Cleavage of cyclic AMP-responsive element-binding protein H aggravates myocardial hypoxia reperfusion injury in a hepatocyte-myocardial cell co-culture system.
This study aims to determine whether the proinflammatory cytokines have effects on myocardial cells (MC) and hepatocytes during myocardial ischemia to induce cyclic element-binding protein H (CREBH) cleavage AMP-responsive, enabling the acute phase response in the liver, and cause injury MCs.In superimposed on this research, transwell co-culture system hepatocyte-MC is used to investigate the relationship between the injury of hypoxia / reperfusion myocardial and CREBH cleavage.
MC and neonatal rat hepatocytes derived from the ventricles and heart Sprague Dawley rats each. MC inoculated into the lower chamber of the transwell chamber for 12 hours under hypoxia. The level of endoplasmic reticulum stress protein glucose-regulated protein 78 in MC, CREBH in hepatocytes, inflammatory factors (tumor necrosis factor-α and interleukin-6) levels, and cell viability is evaluated.
CREBH influence knockdown was also studied using short hairpin RNA specifically CREBH (Ad-CREBHi) .We found that proinflammatory cytokines affect MC and hepatocytes during myocardial ischemia to induce cleavage CREBH, activate the acute phase response in the liver, and cause injury superimposed on MCs. Expression of CREBH exacerbate the myocardial injury during myocardial ischemia.
Development co-culture model of mouse primary hepatocytes and splenocytes to evaluate the genotoxicity of xenobiotics using medium-throughput Comet assay.
To date, only a limited number of toxicology studies have focused on the establishment and validation of in vitro genotoxicity screening system using primary hepatocytes, and the results of these studies have been inconsistent.
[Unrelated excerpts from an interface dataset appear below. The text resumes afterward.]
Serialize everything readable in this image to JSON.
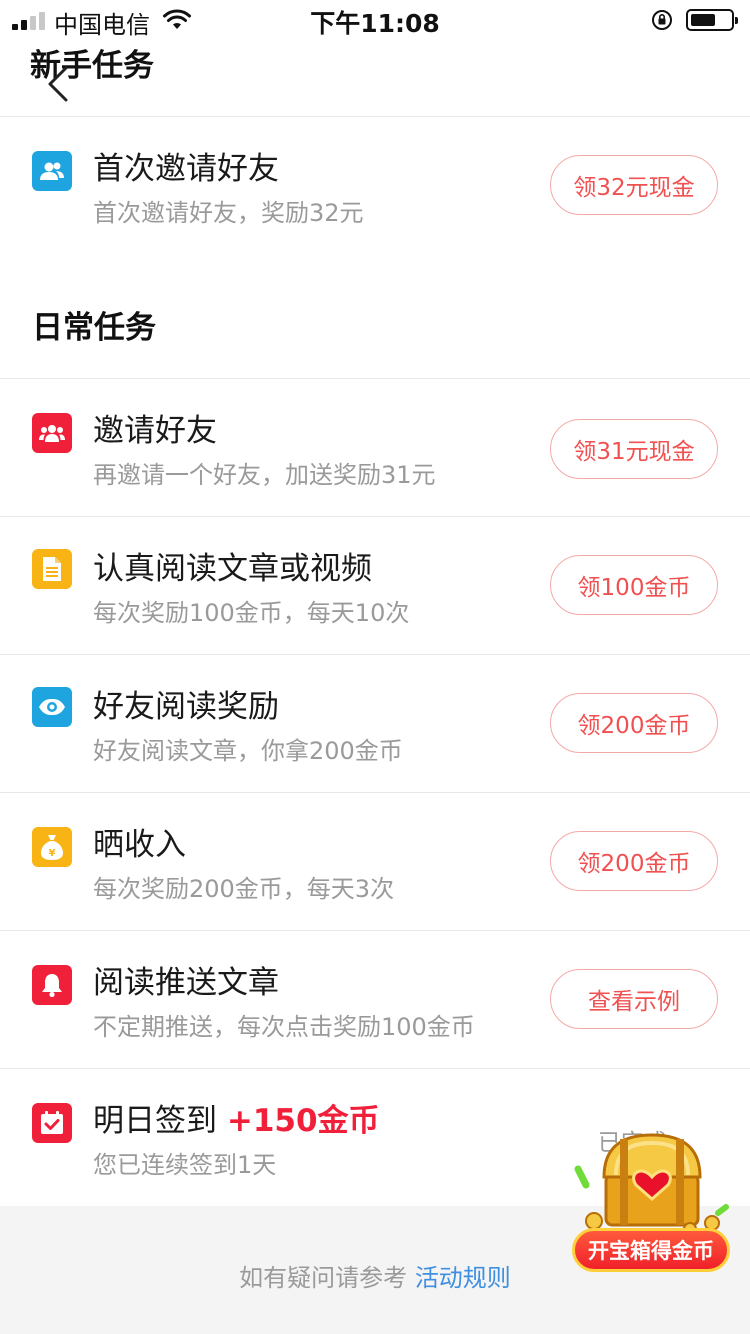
{
  "status_bar": {
    "carrier": "中国电信",
    "time": "下午11:08",
    "battery_level": 0.6
  },
  "header": {
    "section_title": "新手任务"
  },
  "daily_section_title": "日常任务",
  "newbie_tasks": [
    {
      "icon": "users-icon",
      "icon_color": "#1ea5e0",
      "title": "首次邀请好友",
      "desc": "首次邀请好友，奖励32元",
      "button": "领32元现金"
    }
  ],
  "daily_tasks": [
    {
      "icon": "users-icon",
      "icon_color": "#f0203a",
      "title": "邀请好友",
      "desc": "再邀请一个好友，加送奖励31元",
      "button": "领31元现金"
    },
    {
      "icon": "document-icon",
      "icon_color": "#f8b415",
      "title": "认真阅读文章或视频",
      "desc": "每次奖励100金币，每天10次",
      "button": "领100金币"
    },
    {
      "icon": "eye-icon",
      "icon_color": "#1ea5e0",
      "title": "好友阅读奖励",
      "desc": "好友阅读文章，你拿200金币",
      "button": "领200金币"
    },
    {
      "icon": "money-bag-icon",
      "icon_color": "#f8b415",
      "title": "晒收入",
      "desc": "每次奖励200金币，每天3次",
      "button": "领200金币"
    },
    {
      "icon": "bell-icon",
      "icon_color": "#f0203a",
      "title": "阅读推送文章",
      "desc": "不定期推送，每次点击奖励100金币",
      "button": "查看示例"
    }
  ],
  "checkin": {
    "icon": "calendar-check-icon",
    "icon_color": "#f0203a",
    "title": "明日签到",
    "bonus": "+150金币",
    "desc": "您已连续签到1天",
    "status": "已完成"
  },
  "treasure": {
    "label": "开宝箱得金币"
  },
  "footer": {
    "text": "如有疑问请参考",
    "link": "活动规则"
  },
  "colors": {
    "accent_red": "#f0203a",
    "button_border": "#f4a9a9",
    "link_blue": "#3f8fe0",
    "muted": "#9a9a9a"
  }
}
Therefore, the aim of this study was to develop a model of effective co-culture of rat primary hepatocytes and splenocytes derived for screening chemicals for medium-throughput genotoxicity using the Comet assay.
Cocultured model is built and verified using known genotoxic and non-genotoxic compounds as positive and negative controls, respectively. Cytotoxicity was measured using Cell Counting Kit-8 and lactate dehydrogenase method. DNA damage was detected using both alkaline and formamidopyrimidine glikosilase DNA test (FPG) Comet. Compared with controls, DNA strand breaks and FPG-sensitive sites showed a significant concentration-dependent increase in group-treated genotoxic agents.
In contrast, DNA damage remains unchanged in groups of non-genotoxic-agent-treated. In addition, various types of DNA lesions lead to genotoxic agents depending on different times.Connection error.
Our results show that the tail DNA% showed both strands of DNA break and FPG-sensitive sites may be an effective marker for predicting chemical-induced DNA damage and oxidative DNA damage using a model cocultured hepatocytes and splenocytes. Collectively, these findings provide reliable experimental data for the establishment of in vitro genotoxicity screening methods.